**RECORDS SHOWN:**
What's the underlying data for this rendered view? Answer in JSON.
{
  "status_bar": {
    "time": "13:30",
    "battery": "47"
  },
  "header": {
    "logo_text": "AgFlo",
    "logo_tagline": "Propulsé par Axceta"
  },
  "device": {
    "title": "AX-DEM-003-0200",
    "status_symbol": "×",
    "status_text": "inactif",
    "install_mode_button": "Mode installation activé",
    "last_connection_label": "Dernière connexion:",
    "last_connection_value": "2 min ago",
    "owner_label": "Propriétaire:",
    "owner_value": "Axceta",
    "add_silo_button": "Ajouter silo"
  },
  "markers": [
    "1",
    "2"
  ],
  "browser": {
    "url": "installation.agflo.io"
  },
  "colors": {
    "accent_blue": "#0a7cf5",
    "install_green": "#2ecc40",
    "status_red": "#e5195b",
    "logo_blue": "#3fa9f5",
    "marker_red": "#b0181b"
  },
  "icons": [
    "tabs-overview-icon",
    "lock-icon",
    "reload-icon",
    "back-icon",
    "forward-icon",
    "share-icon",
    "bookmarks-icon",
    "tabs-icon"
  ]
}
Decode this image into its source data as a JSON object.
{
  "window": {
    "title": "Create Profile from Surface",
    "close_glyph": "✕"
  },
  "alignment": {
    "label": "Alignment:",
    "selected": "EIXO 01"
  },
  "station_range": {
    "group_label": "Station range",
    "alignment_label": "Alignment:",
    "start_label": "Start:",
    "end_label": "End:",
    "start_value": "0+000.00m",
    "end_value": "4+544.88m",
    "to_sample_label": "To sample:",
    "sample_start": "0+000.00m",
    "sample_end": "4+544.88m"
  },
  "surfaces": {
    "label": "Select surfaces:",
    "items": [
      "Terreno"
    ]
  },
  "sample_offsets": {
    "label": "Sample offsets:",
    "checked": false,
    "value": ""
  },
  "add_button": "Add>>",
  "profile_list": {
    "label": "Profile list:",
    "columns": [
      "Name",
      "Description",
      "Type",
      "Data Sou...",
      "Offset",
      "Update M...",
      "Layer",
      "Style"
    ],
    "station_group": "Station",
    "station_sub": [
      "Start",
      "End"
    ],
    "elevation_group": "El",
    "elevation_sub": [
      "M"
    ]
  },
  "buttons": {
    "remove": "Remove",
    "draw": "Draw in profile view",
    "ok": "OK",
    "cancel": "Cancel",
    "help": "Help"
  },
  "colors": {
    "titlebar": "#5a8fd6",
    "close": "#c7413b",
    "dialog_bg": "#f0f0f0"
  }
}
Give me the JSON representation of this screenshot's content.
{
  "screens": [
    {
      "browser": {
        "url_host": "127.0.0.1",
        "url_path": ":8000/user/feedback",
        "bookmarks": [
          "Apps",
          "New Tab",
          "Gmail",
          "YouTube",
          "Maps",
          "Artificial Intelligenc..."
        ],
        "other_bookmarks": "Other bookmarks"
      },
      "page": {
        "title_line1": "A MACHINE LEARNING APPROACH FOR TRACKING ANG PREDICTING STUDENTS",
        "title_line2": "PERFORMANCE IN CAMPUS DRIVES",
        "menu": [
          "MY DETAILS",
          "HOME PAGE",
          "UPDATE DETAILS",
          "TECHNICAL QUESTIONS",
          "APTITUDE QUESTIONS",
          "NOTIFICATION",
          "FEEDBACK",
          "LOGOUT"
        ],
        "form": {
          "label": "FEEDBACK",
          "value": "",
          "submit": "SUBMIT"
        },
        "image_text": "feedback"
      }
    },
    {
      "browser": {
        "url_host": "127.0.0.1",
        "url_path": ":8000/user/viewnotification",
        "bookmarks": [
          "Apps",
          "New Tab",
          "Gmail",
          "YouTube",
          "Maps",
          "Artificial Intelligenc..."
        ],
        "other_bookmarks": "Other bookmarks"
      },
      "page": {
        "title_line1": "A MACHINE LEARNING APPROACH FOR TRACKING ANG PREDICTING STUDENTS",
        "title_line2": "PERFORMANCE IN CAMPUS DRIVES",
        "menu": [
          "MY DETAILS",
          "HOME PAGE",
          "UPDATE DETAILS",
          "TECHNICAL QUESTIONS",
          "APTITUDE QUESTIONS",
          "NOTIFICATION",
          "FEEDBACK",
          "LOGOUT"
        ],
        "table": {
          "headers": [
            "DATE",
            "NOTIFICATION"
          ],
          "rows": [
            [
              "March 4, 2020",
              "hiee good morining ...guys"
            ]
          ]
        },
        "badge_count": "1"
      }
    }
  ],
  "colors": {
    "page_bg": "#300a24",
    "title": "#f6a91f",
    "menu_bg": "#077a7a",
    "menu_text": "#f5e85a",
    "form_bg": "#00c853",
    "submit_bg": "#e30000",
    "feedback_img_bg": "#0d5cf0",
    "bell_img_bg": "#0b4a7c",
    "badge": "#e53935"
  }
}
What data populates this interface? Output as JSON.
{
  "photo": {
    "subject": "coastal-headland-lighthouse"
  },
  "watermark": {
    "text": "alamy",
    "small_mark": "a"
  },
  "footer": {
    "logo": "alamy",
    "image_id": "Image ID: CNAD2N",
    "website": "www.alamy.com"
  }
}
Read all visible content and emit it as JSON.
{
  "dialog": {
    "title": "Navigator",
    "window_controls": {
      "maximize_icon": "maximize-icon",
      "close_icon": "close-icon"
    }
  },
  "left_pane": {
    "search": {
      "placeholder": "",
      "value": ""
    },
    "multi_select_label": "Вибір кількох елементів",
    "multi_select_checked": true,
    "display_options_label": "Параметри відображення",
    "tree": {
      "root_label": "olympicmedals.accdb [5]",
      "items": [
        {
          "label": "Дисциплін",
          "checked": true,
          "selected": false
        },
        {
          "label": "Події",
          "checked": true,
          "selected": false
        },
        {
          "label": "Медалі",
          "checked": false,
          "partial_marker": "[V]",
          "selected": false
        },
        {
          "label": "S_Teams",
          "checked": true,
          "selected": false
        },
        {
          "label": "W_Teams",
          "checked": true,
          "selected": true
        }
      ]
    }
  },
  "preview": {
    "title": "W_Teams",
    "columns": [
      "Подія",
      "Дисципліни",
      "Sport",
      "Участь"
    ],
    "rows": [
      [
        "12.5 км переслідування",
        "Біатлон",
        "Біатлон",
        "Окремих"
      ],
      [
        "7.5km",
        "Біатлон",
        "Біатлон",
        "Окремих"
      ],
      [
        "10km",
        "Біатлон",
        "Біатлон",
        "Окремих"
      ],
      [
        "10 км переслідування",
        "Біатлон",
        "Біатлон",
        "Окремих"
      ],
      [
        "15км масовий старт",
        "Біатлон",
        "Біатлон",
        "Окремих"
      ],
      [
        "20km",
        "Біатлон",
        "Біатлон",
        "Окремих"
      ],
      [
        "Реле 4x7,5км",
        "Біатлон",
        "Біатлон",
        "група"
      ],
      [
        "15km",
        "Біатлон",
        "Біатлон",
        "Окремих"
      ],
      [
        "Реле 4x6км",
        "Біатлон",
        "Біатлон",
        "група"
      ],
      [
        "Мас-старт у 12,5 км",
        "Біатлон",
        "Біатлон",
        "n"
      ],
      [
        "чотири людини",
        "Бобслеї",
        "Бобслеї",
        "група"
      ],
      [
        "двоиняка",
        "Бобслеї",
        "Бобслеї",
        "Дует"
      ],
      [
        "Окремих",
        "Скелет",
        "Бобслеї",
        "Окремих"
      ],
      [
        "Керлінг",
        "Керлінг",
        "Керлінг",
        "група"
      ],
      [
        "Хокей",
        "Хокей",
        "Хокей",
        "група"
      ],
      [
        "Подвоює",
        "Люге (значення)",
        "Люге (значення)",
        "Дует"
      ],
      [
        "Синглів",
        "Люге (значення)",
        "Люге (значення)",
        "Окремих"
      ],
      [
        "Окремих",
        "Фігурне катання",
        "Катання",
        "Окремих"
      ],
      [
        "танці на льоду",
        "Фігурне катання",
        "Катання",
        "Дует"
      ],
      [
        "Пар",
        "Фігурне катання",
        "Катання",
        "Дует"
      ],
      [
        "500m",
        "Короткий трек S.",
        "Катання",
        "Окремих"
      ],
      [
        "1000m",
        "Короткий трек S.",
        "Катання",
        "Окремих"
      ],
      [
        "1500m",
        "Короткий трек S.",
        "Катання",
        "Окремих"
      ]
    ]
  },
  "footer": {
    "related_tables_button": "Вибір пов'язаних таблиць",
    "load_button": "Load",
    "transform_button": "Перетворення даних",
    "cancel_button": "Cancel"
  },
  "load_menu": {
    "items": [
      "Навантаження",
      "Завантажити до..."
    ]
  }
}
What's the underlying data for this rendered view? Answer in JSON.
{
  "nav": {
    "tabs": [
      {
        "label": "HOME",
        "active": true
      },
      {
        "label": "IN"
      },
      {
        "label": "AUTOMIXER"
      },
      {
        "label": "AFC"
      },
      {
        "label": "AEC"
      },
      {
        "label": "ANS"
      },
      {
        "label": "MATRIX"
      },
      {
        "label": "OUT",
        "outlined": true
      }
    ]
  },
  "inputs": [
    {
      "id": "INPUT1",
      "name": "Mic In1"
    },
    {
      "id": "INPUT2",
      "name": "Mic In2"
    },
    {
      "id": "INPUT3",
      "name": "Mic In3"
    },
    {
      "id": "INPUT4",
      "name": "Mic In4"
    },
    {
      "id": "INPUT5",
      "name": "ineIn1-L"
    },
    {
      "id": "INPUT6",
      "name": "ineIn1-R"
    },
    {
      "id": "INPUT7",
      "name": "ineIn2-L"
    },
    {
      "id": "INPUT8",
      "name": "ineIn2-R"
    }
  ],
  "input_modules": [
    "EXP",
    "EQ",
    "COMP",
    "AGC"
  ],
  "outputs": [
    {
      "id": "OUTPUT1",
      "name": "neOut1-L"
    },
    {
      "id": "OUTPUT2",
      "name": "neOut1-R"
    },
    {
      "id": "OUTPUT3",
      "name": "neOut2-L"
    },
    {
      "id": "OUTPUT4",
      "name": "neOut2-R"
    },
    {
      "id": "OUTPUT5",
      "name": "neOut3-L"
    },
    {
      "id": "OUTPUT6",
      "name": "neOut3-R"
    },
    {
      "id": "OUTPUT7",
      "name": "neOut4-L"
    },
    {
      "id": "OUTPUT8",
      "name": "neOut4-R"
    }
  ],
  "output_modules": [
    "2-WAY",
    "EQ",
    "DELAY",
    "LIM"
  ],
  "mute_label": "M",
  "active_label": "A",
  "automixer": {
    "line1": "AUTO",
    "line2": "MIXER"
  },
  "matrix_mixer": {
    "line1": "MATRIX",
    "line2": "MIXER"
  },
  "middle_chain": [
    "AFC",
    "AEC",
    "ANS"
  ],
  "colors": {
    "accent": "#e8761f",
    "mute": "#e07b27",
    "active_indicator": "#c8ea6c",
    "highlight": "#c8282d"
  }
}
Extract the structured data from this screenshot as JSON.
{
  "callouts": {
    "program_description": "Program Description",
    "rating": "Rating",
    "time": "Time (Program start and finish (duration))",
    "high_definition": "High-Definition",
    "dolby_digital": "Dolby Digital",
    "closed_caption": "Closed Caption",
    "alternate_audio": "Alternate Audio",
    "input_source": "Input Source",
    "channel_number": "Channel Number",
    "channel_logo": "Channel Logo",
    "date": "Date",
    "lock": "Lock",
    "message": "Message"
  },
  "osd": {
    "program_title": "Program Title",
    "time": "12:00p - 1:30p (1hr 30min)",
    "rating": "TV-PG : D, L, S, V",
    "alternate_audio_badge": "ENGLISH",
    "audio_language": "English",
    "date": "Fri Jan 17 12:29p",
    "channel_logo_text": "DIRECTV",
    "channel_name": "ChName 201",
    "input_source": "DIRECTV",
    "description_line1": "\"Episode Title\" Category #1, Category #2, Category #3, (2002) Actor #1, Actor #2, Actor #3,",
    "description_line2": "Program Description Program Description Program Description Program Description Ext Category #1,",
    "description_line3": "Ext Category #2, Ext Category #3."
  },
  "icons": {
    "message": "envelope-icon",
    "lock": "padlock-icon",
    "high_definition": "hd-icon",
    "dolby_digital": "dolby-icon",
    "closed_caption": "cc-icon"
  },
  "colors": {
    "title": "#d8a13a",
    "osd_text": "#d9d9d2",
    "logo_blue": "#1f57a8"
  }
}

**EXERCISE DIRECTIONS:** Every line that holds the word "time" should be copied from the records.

**RESPONSE AREA:**
    "time": "13:30",
    "time": "Time (Program start and finish (duration))",
    "time": "12:00p - 1:30p (1hr 30min)",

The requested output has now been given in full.